OTTAWA — Three Manitoba MPs are collecting provincial pensions from their days as MLAs, topping up their $172,700 federal salary.
Ethics filings show Liberal MPs Kevin Lamoureux and MaryAnn Mihychuk are still collecting a pension for their time in the Manitoba legislature, as is Conservative MP Larry Maguire.
The Canadian Taxpayers Federation says all three are entitled to compensation, but the roughly $67,000 combined annual payment is part of a poorly structured provincial fund.
"I don’t think anyone begrudges an MLA for getting compensated fairly," said Todd MacKay, prairie director of the federation, which opposes government waste.
Manitoba calculates MLA pensions based on an average of the five highest-paid salary years, the number of years served and whether the politician was a cabinet minister.
The federation tabulated rough estimates Thursday for each of the three MPs.
Maguire, who sat as an MLA from September 1999 to October 2013, is estimated to have an MLA pension of $23,000. Mihychuk, an MLA from April 1995 to September 2004, is likely collecting $16,000 annually. Lamoureux, who served two terms (April 1988 to September 1999, and June 2003 to November 2010) is estimated to collect $28,000.
The federation has long advocated that the province put MLA pensions under a corporate-style defined benefit plan. It’s unclear whether the province is leaving its pension fund empty, and later rushing to fill it.

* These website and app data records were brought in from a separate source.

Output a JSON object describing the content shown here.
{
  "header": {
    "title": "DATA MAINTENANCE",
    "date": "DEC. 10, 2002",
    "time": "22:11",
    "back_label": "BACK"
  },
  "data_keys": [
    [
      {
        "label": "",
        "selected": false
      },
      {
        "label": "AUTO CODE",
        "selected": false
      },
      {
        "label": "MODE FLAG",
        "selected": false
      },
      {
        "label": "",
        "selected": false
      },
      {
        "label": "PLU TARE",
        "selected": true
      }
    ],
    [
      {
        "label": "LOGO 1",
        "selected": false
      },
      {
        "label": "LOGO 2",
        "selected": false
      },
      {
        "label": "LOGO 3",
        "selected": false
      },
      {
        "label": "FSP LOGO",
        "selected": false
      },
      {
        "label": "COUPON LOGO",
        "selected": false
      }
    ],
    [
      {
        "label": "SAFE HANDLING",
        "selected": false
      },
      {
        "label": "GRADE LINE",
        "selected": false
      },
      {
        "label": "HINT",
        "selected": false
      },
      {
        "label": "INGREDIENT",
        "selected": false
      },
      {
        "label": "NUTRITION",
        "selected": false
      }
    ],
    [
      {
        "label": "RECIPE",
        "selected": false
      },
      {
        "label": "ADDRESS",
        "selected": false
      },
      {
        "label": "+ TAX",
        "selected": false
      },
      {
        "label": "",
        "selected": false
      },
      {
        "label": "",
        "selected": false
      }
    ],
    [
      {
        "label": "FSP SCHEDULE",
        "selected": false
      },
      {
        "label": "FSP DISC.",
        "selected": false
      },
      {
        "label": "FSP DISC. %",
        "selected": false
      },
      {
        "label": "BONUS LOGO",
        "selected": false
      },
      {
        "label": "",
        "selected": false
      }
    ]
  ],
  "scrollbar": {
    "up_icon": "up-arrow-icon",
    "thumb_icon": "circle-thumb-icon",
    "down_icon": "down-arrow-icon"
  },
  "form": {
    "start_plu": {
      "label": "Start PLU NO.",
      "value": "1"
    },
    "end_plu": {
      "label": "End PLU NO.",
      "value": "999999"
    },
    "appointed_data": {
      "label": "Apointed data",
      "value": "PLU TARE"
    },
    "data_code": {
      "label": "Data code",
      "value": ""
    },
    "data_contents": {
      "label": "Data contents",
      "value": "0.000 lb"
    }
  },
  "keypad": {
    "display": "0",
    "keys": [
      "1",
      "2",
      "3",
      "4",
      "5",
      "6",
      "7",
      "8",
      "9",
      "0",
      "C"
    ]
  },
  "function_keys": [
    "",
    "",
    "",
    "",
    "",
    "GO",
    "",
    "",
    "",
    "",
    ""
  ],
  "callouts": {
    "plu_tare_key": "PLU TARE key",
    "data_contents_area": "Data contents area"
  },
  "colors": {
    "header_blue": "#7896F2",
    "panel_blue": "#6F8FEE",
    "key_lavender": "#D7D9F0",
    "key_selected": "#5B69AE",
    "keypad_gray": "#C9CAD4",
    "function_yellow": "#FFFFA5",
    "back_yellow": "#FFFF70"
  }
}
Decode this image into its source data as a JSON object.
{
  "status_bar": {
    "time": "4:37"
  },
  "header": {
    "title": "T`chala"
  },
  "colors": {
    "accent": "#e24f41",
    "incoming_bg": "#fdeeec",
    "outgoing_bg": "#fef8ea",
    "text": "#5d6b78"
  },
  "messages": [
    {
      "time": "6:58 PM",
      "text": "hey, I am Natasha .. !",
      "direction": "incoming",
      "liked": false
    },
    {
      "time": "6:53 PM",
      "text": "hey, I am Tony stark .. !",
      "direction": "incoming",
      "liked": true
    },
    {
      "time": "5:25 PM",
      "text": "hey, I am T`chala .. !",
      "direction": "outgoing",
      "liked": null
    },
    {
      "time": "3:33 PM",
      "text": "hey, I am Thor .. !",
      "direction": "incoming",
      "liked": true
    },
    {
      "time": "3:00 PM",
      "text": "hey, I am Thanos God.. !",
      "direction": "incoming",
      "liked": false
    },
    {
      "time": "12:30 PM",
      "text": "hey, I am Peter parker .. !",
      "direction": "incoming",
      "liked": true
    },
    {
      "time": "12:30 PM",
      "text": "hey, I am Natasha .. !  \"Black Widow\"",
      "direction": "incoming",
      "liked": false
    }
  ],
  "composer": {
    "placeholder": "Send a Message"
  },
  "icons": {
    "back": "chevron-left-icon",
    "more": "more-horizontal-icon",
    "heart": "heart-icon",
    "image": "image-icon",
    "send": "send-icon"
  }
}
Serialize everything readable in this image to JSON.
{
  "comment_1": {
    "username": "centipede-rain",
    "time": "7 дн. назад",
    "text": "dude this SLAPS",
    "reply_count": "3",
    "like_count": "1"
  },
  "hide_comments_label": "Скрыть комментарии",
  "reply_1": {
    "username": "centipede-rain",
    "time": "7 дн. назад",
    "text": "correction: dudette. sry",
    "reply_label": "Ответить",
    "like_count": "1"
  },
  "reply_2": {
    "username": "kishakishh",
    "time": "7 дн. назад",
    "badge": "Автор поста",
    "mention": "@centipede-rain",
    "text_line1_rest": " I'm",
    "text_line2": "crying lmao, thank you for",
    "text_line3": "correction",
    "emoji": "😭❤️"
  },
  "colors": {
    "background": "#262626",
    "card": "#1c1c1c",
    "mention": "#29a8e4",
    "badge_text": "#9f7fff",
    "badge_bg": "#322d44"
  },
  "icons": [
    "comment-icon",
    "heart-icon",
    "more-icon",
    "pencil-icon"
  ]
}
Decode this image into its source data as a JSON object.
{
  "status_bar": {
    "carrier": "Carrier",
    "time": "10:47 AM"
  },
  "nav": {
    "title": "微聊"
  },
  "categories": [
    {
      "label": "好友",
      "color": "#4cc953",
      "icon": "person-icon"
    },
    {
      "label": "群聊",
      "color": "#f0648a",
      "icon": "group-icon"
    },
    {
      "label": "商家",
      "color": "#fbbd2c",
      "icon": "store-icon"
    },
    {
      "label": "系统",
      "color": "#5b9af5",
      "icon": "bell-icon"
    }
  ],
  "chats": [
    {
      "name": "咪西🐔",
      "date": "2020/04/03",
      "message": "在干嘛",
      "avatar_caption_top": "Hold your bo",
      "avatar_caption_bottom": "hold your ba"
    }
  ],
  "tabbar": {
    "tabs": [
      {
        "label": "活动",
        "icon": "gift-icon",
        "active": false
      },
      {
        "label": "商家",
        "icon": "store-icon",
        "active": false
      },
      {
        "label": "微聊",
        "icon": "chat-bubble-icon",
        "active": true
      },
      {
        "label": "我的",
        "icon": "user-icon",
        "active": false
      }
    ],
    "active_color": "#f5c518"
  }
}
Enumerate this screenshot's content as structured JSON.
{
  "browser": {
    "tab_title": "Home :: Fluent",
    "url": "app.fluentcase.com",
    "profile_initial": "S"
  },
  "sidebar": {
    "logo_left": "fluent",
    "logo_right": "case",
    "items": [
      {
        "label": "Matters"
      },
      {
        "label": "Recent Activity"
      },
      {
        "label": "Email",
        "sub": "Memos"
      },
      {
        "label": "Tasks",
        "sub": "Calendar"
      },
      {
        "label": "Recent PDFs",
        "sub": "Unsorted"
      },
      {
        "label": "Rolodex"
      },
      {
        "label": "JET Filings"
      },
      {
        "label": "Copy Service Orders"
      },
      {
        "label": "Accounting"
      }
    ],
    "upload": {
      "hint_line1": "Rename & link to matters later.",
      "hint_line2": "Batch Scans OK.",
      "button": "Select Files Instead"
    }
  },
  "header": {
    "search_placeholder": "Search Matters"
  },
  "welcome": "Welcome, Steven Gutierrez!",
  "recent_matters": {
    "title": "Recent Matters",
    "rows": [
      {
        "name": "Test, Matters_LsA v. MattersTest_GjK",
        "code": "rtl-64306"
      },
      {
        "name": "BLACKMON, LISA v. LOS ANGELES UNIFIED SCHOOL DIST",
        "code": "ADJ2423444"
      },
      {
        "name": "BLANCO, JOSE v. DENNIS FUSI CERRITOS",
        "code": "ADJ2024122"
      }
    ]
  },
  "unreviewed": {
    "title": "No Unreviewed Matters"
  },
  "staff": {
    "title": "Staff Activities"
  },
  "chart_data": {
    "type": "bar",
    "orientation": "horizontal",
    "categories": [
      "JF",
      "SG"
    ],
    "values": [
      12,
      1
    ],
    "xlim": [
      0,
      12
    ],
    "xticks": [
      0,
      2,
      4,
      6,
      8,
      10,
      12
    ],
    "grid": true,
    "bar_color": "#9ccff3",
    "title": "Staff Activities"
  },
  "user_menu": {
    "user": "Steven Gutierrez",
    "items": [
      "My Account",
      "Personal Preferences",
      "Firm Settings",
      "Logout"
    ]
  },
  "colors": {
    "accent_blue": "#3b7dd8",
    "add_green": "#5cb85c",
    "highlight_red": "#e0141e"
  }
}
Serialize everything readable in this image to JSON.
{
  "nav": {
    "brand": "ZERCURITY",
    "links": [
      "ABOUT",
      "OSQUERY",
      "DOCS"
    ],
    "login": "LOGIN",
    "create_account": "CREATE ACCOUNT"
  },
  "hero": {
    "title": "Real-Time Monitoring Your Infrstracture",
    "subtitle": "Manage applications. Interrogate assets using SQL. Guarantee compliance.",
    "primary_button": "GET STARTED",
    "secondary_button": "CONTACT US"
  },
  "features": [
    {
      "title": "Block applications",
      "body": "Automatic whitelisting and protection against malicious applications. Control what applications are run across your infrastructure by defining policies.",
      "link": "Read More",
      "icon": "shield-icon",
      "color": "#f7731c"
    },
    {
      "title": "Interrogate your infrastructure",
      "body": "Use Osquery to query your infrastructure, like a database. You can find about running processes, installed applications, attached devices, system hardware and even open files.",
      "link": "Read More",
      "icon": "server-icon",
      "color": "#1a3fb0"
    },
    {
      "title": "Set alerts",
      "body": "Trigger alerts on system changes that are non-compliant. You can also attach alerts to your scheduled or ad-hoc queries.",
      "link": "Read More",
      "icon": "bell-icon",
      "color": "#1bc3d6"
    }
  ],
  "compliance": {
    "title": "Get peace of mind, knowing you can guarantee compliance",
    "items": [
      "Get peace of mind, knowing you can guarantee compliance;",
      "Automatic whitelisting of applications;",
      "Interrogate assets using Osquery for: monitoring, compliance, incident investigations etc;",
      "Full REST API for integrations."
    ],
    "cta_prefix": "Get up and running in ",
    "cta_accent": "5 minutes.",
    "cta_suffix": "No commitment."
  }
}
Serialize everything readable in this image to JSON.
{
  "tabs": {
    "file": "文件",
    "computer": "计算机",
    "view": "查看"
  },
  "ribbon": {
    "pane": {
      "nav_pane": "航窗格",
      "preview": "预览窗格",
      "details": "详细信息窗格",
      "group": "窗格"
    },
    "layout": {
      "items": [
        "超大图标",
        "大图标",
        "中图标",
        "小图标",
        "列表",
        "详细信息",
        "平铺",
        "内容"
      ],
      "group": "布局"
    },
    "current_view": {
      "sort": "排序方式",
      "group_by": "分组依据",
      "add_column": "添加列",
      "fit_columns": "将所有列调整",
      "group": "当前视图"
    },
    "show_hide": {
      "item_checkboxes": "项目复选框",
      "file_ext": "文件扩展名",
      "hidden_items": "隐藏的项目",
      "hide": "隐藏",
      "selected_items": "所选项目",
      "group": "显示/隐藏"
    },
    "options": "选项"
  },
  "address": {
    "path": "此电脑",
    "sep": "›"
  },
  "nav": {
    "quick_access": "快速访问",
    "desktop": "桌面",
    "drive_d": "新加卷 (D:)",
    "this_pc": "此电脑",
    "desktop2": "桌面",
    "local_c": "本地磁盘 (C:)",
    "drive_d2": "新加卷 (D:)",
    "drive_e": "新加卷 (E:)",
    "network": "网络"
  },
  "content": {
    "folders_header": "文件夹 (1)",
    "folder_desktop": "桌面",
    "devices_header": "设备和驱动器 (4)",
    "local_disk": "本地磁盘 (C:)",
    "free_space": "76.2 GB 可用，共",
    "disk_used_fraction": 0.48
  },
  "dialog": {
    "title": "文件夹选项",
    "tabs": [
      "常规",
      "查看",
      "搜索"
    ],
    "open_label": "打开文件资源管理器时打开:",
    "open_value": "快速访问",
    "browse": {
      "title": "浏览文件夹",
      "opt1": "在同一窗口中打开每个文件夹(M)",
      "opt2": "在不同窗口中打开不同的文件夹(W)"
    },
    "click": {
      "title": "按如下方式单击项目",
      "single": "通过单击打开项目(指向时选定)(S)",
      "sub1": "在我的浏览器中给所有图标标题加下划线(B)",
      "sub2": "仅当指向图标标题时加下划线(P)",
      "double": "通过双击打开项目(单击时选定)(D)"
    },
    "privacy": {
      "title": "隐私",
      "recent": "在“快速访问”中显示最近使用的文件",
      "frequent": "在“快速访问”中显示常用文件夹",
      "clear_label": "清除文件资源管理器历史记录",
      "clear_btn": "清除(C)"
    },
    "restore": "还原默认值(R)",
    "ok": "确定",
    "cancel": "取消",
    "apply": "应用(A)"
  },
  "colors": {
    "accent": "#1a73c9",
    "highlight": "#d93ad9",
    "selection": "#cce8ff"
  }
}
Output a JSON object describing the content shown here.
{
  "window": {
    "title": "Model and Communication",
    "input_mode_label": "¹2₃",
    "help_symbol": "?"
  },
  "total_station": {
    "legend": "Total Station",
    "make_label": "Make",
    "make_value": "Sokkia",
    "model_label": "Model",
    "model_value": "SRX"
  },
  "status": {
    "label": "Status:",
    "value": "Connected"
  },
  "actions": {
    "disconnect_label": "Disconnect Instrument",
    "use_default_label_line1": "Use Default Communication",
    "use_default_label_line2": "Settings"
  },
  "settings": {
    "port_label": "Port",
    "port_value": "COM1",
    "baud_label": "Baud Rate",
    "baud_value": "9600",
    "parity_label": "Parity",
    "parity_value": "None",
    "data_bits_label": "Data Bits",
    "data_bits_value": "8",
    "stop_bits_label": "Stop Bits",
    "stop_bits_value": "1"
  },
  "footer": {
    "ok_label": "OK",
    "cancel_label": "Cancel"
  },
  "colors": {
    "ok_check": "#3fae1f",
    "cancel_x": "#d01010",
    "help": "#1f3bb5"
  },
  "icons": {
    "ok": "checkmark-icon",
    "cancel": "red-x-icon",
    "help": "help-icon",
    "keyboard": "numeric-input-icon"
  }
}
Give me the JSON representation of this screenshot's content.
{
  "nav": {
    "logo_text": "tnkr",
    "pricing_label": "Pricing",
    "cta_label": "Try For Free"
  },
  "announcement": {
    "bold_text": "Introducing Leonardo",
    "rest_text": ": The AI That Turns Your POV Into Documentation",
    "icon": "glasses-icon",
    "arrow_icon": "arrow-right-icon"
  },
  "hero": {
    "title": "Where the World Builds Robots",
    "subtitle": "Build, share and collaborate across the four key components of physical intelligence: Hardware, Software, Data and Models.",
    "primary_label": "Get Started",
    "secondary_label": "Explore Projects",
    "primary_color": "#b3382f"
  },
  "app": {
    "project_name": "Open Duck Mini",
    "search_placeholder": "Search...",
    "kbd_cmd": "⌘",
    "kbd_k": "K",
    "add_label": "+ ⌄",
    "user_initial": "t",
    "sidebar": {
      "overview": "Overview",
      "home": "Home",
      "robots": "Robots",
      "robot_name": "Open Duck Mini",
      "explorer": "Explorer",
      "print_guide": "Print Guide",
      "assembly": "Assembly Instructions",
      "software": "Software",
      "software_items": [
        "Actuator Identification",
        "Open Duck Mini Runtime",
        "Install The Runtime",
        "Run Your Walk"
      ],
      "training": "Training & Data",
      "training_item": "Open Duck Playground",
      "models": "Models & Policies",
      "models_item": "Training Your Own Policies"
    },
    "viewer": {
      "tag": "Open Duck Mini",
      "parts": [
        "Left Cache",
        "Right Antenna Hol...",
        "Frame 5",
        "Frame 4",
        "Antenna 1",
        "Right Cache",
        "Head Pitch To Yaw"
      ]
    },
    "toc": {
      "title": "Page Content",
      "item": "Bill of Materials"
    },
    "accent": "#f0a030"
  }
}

"We don’t know if the government is making a matching payment to top it up, or creating an unfunded liability," he said. "Taxpayers down the road are getting stung for cheques going out to these guys"
On Thursday, CBC published an analysis of MPs’ ethics filings, and found 36 of Canada’s 336 MPs are collecting pensions from provincial governments, the military or private sector.
The network reported that Transport Minister Marc Garneau is getting two pension cheques, one from his military days and another from his astronaut career, in addition to his current MP salary and cabinet minister top-up.
Parliamentary bureau chief
In Ottawa, Dylan enjoys snooping through freedom-of-information requests and asking politicians: "What about Manitoba?"